Language is like a mosaic. When you have the right words and know how to put them together, it can be absolutely beautiful. Think of all the millions of things you can communicate with a limited number of words. You use different ones and put them together in different ways, and you get a new message. It’s like combining different tiles of the mosaic in different ways to get different pictures. Some are simple; some are much more complex.
And something that makes the mosaic of language even more complex and beautiful is that not only do you have different colored shapes, but they are also different shapes and have different textures. Take, for example, the words “beautiful,” “pretty,” and “gorgeous,” and “stunning.” They all have similar meanings, but have slightly different textures.
God has given us the ability to use these different-colored, different-shaped, and different-textured words, and to then use grammar to put them together in different patterns to create the beautiful masterpiece mosaics that are the different things we say.
But now imagine you’re in my shoes, learning a new language. You know that everyone else has a huge set of mosaic tiles that they can pull out and put together in a bazillion different ways whenever they want. But you? You have a handful of tiles and don’t even know how to put them together very well. If you want to say, “Please, may I have some water to drink? I’m quite thirsty,” perhaps all you can say is “Me. Water. Cup.” Not quite pretty, beautiful, gorgeous, OR stunning!
And when you hear people talk, you are sure that they are saying something well, only you can only see one out of every 100 pieces in the mosaic. You squint and tilt your head and try to figure out what it’s a picture of. Sometimes you have a good guess and can make it out. Sometimes they’ve been nice and given you a simple picture, made up mainly of tiles that you know, and you can see the picture. And sometimes, sometimes you have no idea what the few colors splayed in front of your eyes are trying to portray.
Now, when you’re learning a language, your only challenge is not the lack of tiles that you can use or recognize when someone else uses them, and it’s not only that you don’t really even know how to put the tiles together! But it’s also like you have bad eyesight, and all the pieces are a bit blurry. Is that a shiny red circle or a bumpy orange octagon? Is that a furry brown star or a striped maroon hexagon? You can’t be quite sure, and that makes your life even more difficult! Did they say “bean” or “beam” or “bin” or “been” or “being” or “bent” or “bing” or “bee” or “be”? And which word means which thing? They all sound rather the same to you! So not only are you playing with not a full set of tiles, but you also can’t even really see which tile is which! That person either said, “Come and eat” or “Have a good night.” (And yes, those are two that I’m starting to distinguish now in Viemo, the language of the Vigués, but that at first sounded way too similar!) Did he ask me to give him the oil “nimo” or the flour “nyimo?”

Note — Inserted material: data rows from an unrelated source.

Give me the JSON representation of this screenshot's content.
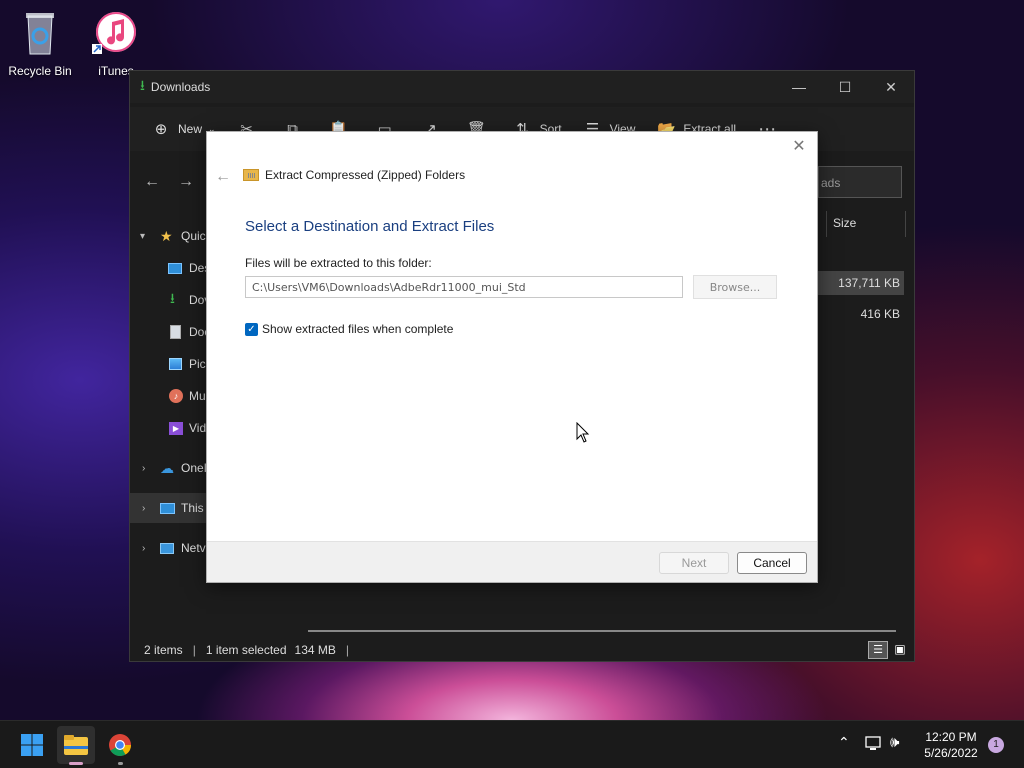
{
  "desktop": {
    "icons": [
      {
        "label": "Recycle Bin",
        "icon": "recycle-bin-icon"
      },
      {
        "label": "iTunes",
        "icon": "itunes-icon"
      }
    ]
  },
  "explorer": {
    "title": "Downloads",
    "toolbar": {
      "new_label": "New",
      "sort_label": "Sort",
      "view_label": "View",
      "extract_all_label": "Extract all"
    },
    "search_placeholder": "ads",
    "column_size": "Size",
    "sizes": [
      "137,711 KB",
      "416 KB"
    ],
    "nav_items": [
      {
        "label": "Quic",
        "icon": "star-icon"
      },
      {
        "label": "Des",
        "icon": "desktop-icon"
      },
      {
        "label": "Dov",
        "icon": "download-icon"
      },
      {
        "label": "Doc",
        "icon": "document-icon"
      },
      {
        "label": "Pic",
        "icon": "pictures-icon"
      },
      {
        "label": "Mu",
        "icon": "music-icon"
      },
      {
        "label": "Vid",
        "icon": "video-icon"
      },
      {
        "label": "OneI",
        "icon": "cloud-icon"
      },
      {
        "label": "This",
        "icon": "this-pc-icon"
      },
      {
        "label": "Netv",
        "icon": "network-icon"
      }
    ],
    "status": {
      "items": "2 items",
      "selected": "1 item selected",
      "size": "134 MB"
    }
  },
  "dialog": {
    "title": "Extract Compressed (Zipped) Folders",
    "heading": "Select a Destination and Extract Files",
    "path_label": "Files will be extracted to this folder:",
    "path_value": "C:\\Users\\VM6\\Downloads\\AdbeRdr11000_mui_Std",
    "browse_label": "Browse...",
    "checkbox_label": "Show extracted files when complete",
    "checkbox_checked": true,
    "next_label": "Next",
    "cancel_label": "Cancel"
  },
  "taskbar": {
    "time": "12:20 PM",
    "date": "5/26/2022",
    "notification_count": "1"
  },
  "colors": {
    "accent": "#0067c0",
    "dialog_heading": "#1a3f80"
  }
}
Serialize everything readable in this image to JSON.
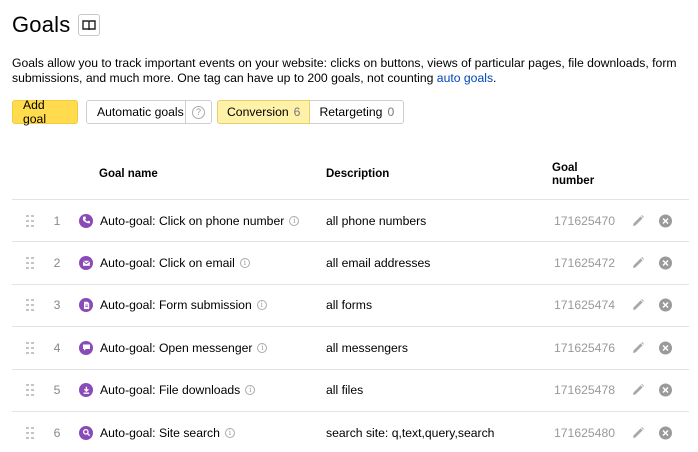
{
  "header": {
    "title": "Goals",
    "help_icon": "book-icon"
  },
  "intro": {
    "text": "Goals allow you to track important events on your website: clicks on buttons, views of particular pages, file downloads, form submissions, and much more. One tag can have up to 200 goals, not counting ",
    "link": "auto goals",
    "end": "."
  },
  "controls": {
    "add_goal": "Add goal",
    "automatic_goals": "Automatic goals",
    "help_mark": "?",
    "tabs": [
      {
        "label": "Conversion",
        "count": "6",
        "active": true
      },
      {
        "label": "Retargeting",
        "count": "0",
        "active": false
      }
    ]
  },
  "table": {
    "headers": {
      "name": "Goal name",
      "description": "Description",
      "number_line1": "Goal",
      "number_line2": "number"
    },
    "info_mark": "i",
    "rows": [
      {
        "index": "1",
        "icon": "phone-icon",
        "name": "Auto-goal: Click on phone number",
        "description": "all phone numbers",
        "number": "171625470"
      },
      {
        "index": "2",
        "icon": "email-icon",
        "name": "Auto-goal: Click on email",
        "description": "all email addresses",
        "number": "171625472"
      },
      {
        "index": "3",
        "icon": "form-icon",
        "name": "Auto-goal: Form submission",
        "description": "all forms",
        "number": "171625474"
      },
      {
        "index": "4",
        "icon": "messenger-icon",
        "name": "Auto-goal: Open messenger",
        "description": "all messengers",
        "number": "171625476"
      },
      {
        "index": "5",
        "icon": "download-icon",
        "name": "Auto-goal: File downloads",
        "description": "all files",
        "number": "171625478"
      },
      {
        "index": "6",
        "icon": "search-icon",
        "name": "Auto-goal: Site search",
        "description": "search site: q,text,query,search",
        "number": "171625480"
      }
    ]
  },
  "colors": {
    "accent": "#ffdb4d",
    "active_tab": "#fff1a8",
    "goal_icon": "#8a4bb8",
    "link": "#0044bb"
  }
}
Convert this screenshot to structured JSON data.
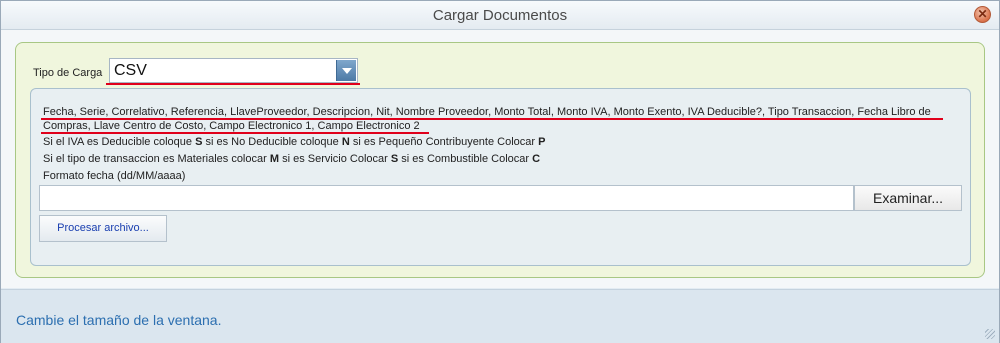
{
  "window": {
    "title": "Cargar Documentos"
  },
  "form": {
    "tipo_label": "Tipo de Carga",
    "tipo_value": "CSV",
    "fields_line": "Fecha, Serie, Correlativo, Referencia, LlaveProveedor, Descripcion, Nit, Nombre Proveedor, Monto Total, Monto IVA, Monto Exento, IVA Deducible?, Tipo Transaccion, Fecha Libro de Compras, Llave Centro de Costo, Campo Electronico 1, Campo Electronico 2",
    "iva_text": {
      "p1": "Si el IVA es Deducible coloque ",
      "b1": "S",
      "p2": " si es No Deducible coloque ",
      "b2": "N",
      "p3": " si es Pequeño Contribuyente Colocar ",
      "b3": "P"
    },
    "tipo_text": {
      "p1": "Si el tipo de transaccion es Materiales colocar ",
      "b1": "M",
      "p2": " si es Servicio Colocar ",
      "b2": "S",
      "p3": " si es Combustible Colocar ",
      "b3": "C"
    },
    "fecha_format": "Formato fecha (dd/MM/aaaa)",
    "file_value": "",
    "browse_label": "Examinar...",
    "process_label": "Procesar archivo..."
  },
  "footer": {
    "status": "Cambie el tamaño de la ventana."
  },
  "colors": {
    "highlight": "#e0001b",
    "link": "#1a3fb0",
    "footer_text": "#2c6fb0"
  }
}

By God’s grace, the longer you stick it out and live in this confusing world where you’re missing most of the tiles and can’t even see the ones you DO have very well, your eyesight will get better and you’ll be able to distinguish different pieces better. You will also acquire more and more tiles and be better able to see the tiles that others use.
It’s a slow process, but as you continue on this journey called “language learning” (though that’s not the politically correct way to say it anymore), the beauty and intricacy of language becomes more and more visible to your eyes, and you, too, can rejoice over the creativity of God in making each language its own unique set of mosaic tiles and patterns.
(Image credits: http://3.bp.blogspot.com)